> _WHAT YOU SHOULD DO_
Once you know how many lines below hold "JSON", reply with that number and add nothing.
○ ○ ○
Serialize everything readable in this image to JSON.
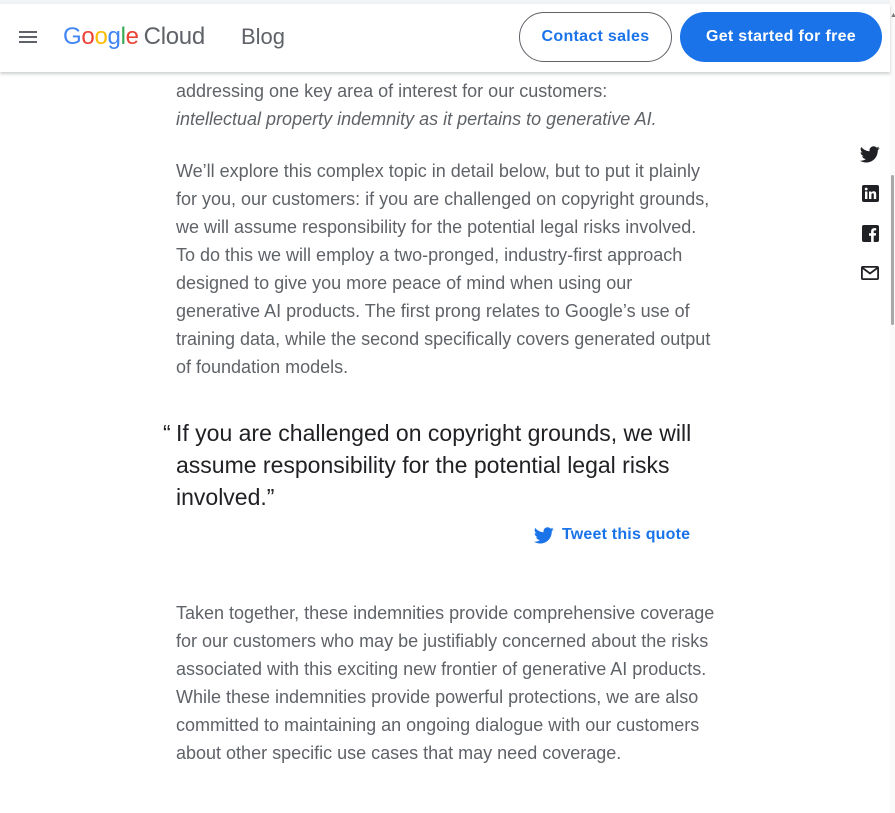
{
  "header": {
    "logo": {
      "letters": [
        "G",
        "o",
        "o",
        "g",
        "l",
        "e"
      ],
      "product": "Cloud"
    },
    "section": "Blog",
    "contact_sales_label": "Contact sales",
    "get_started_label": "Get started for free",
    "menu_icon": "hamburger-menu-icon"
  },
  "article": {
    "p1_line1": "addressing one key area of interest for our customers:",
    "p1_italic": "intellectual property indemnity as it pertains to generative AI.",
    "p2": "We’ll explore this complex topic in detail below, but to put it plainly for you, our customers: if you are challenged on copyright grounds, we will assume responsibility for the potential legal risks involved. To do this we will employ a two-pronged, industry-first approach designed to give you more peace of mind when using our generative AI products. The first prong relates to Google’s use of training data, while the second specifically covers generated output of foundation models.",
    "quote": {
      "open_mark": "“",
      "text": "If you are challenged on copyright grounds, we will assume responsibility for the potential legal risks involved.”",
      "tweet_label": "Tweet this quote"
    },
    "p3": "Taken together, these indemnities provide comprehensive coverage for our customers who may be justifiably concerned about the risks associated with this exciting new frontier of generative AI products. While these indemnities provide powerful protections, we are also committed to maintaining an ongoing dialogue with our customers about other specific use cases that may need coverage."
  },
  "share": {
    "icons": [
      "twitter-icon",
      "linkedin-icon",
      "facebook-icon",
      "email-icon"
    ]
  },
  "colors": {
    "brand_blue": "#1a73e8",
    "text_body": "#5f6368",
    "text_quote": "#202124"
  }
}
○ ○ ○
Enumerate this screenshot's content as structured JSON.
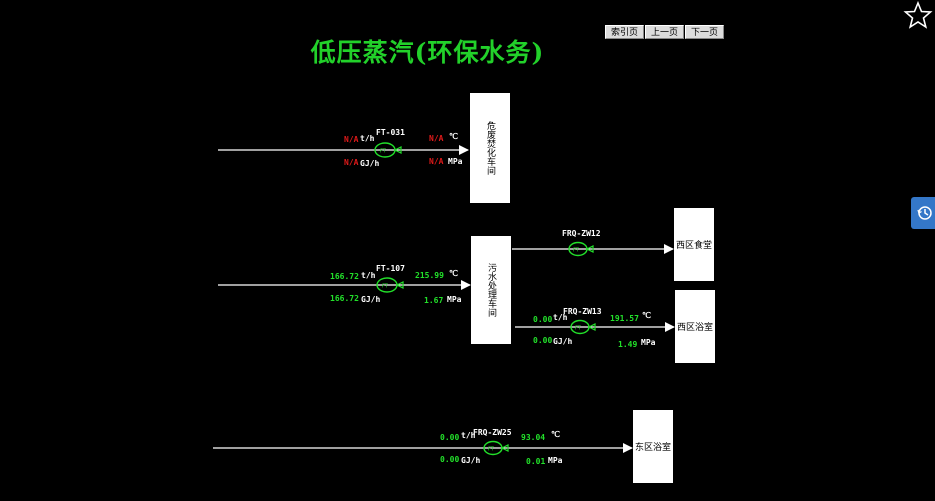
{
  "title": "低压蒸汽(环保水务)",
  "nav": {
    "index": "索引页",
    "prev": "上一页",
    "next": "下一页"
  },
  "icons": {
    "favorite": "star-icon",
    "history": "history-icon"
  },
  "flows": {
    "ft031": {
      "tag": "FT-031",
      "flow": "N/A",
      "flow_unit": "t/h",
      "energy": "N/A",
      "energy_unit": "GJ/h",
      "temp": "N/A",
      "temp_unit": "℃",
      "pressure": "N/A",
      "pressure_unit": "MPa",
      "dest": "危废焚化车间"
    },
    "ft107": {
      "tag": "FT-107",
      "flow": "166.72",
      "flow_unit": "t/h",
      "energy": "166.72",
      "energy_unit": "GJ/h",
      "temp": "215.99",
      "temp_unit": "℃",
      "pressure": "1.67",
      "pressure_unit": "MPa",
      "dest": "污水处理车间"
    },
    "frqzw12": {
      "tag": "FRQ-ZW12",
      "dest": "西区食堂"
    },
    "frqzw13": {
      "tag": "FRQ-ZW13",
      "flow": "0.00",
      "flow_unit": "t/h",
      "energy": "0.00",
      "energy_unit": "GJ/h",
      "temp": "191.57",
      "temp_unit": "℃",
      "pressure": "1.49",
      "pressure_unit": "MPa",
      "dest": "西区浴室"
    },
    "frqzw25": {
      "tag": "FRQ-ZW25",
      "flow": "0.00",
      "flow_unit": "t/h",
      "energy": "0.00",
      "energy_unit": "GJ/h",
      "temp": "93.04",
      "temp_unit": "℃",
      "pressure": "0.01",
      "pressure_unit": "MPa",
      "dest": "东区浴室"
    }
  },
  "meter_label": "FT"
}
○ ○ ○
> _EXERCISE SOLUTION_
2